January 29, 2020
Bionic jellyfish swim faster and more efficiently
Engineers at Caltech and Stanford University have developed a tiny prosthetic that enables jellyfish to swim faster and more efficiently than they normally do, without stressing the animals. The researchers behind the project envision a future in which jellyfish equipped with sensors could be directed to explore and record information about the ocean.
Jellyfish use a pulsing motion to propel themselves forward, swishing their tentacles as they move to capture prey. The new prosthetic uses electrical impulses to regulate—and speed up—that pulsing, similar to the way a cardiac pacemaker regulates heart rate. The device, which is neutrally buoyant in water, is about two centimeters in diameter and is attached to the body of the jellyfish via a small wooden barb.
The research—led by Caltech's John Dabiri (MS '03, Ph.D. '05), Centennial Professor of Aeronautics and Mechanical Engineering, and Stanford graduate student Nicole Xu—was published in the journal Science Advances on Jan. 29.
Typically, jellyfish swim at a rate of about two centimeters per second. Although they are capable of moving more quickly, doing so does not aid them in ensnaring prey, their typical reason for using the tentacle-waving "swimming" motion.
In the research described in the paper, Dabiri, Xu, and colleagues equipped jellyfish with a microelectronic controller pulsing at a frequency three times faster than the animals' usual body pulses. The animals' pulsing sped up, producing a corresponding increase in their swimming speed to around 4-6 centimeters per second.
In addition to making the jellyfish faster, the electrical jolts also made them swim more efficiently. Although the jellyfish swam three times faster than their usual pace, they used just twice as much energy to do so (as measured by the amount of oxygen consumed by the animals while swimming). In fact, the prosthetic-equipped jellyfish were over 1,000 times more efficient than swimming robots, Xu says.
"We've shown that they're capable of moving much faster than they normally do, without an undue cost on their metabolism," Xu says. "This reveals that jellyfish possess an untapped ability for faster, more efficient swimming. They just don't usually have a reason to do so."
It should be noted that the jellyfish were closely monitored to make sure that they were not harmed. Jellyfish do not have a brain or pain receptors, but they have been found to secrete mucus when stressed, and no such secretion was observed in this experiment.
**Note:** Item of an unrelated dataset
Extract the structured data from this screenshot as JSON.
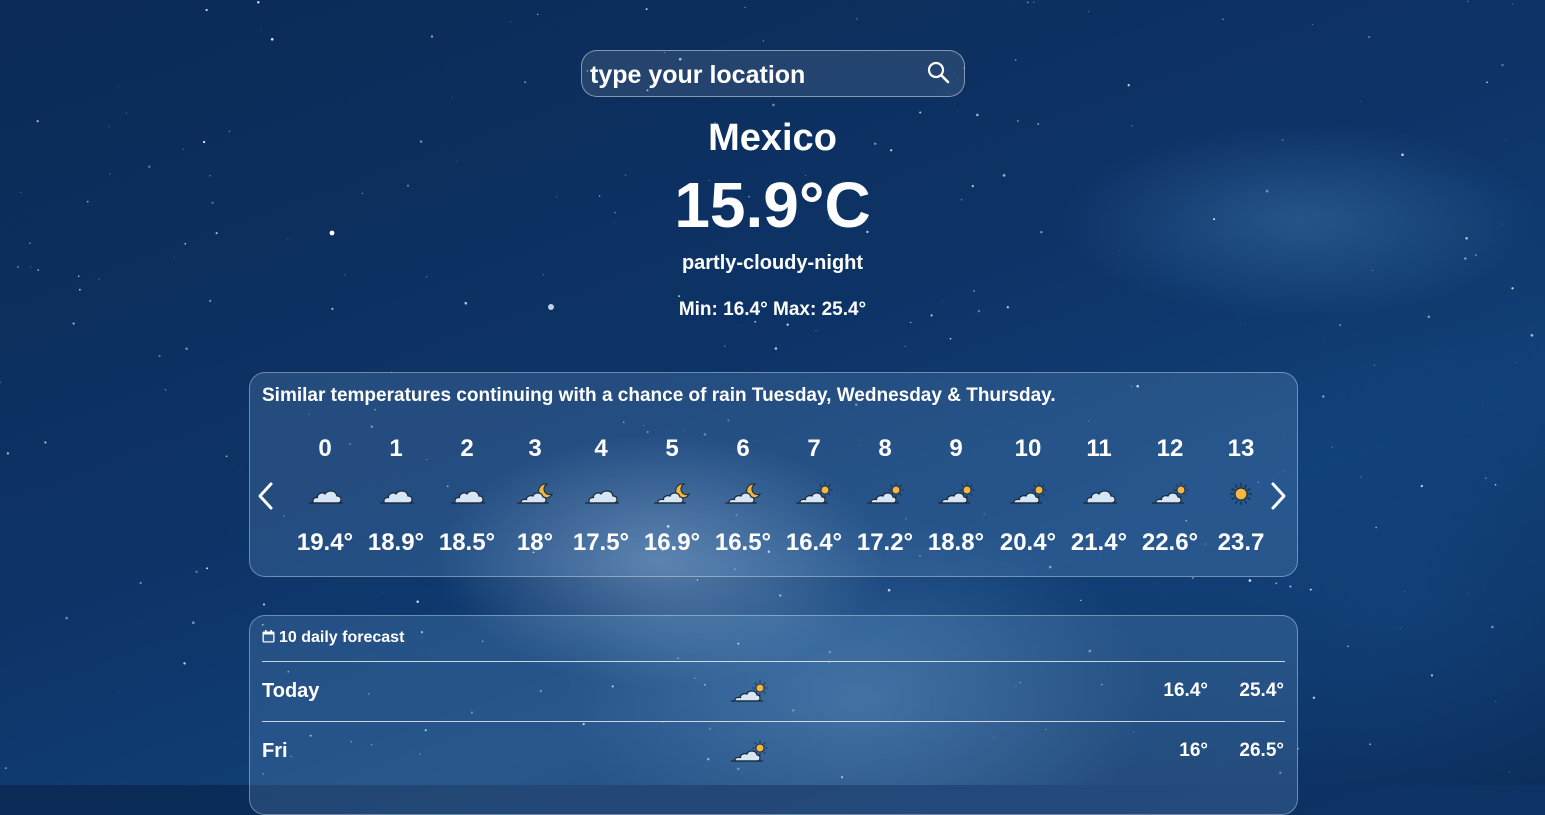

In addition, the jellyfish went back to swimming normally once the prosthetic was removed.
The research represents a "middle ground" between two veins of bioinspired robotics work that Dabiri has been involved in for the past decade, both at Caltech and Stanford. One involves the use of purely mechanical components and the other purely biological materials.
With purely mechanical systems, Dabiri has had success building robots that look like real animals but require much more energy to accomplish the same tasks. "We haven't captured the elegance of biological systems yet," he notes. However, although they are more elegant than robots, purely biological systems are a lot more fragile. Indeed, in collaboration with colleagues at Harvard University, Dabiri has shown that heart rat cells can respond to electric fields—which potentially makes them useful building blocks for biological devices—but the cells only survive under laboratory conditions.
The effort to add mechanical controls to jellyfish began in 2013 at Caltech when Xu was an undergraduate student doing a Summer Undergraduate Research Fellowship (SURF) in Dabiri's lab. Dabiri was interested in leveraging jellyfish for ocean exploration and sensing because of their abundance: the species used in the current experiments can be found throughout the earth's oceans, at depths ranging from the surface to the bottom of deep trenches.
"Only a small fraction of the ocean has been explored, so we want to take advantage of the fact that jellyfish are everywhere already to make a leap from ship-based measurements, which are limited in number due to their high cost," Dabiri says. "If we can find a way to direct these jellyfish and also equip them with sensors to track things like ocean temperature, salinity, oxygen levels, and so on, we could create a truly global ocean network where each of the jellyfish robots costs a few dollars to instrument and feeds themselves energy from prey already in the ocean."
Currently, the prosthetic can direct jellyfish to start swimming and control the pace. The next step will be to develop a system that guides the jellyfish in specific directions and that allows them to respond to signals from onboard sensors, says Dabiri, who hopes to develop even smaller electronic controls that could be completely embedded in the jellyfish's tissue, making them permanent but unnoticed prosthetics.
The study is titled "Low-power microelectronics embedded in live jellyfish enhance propulsion."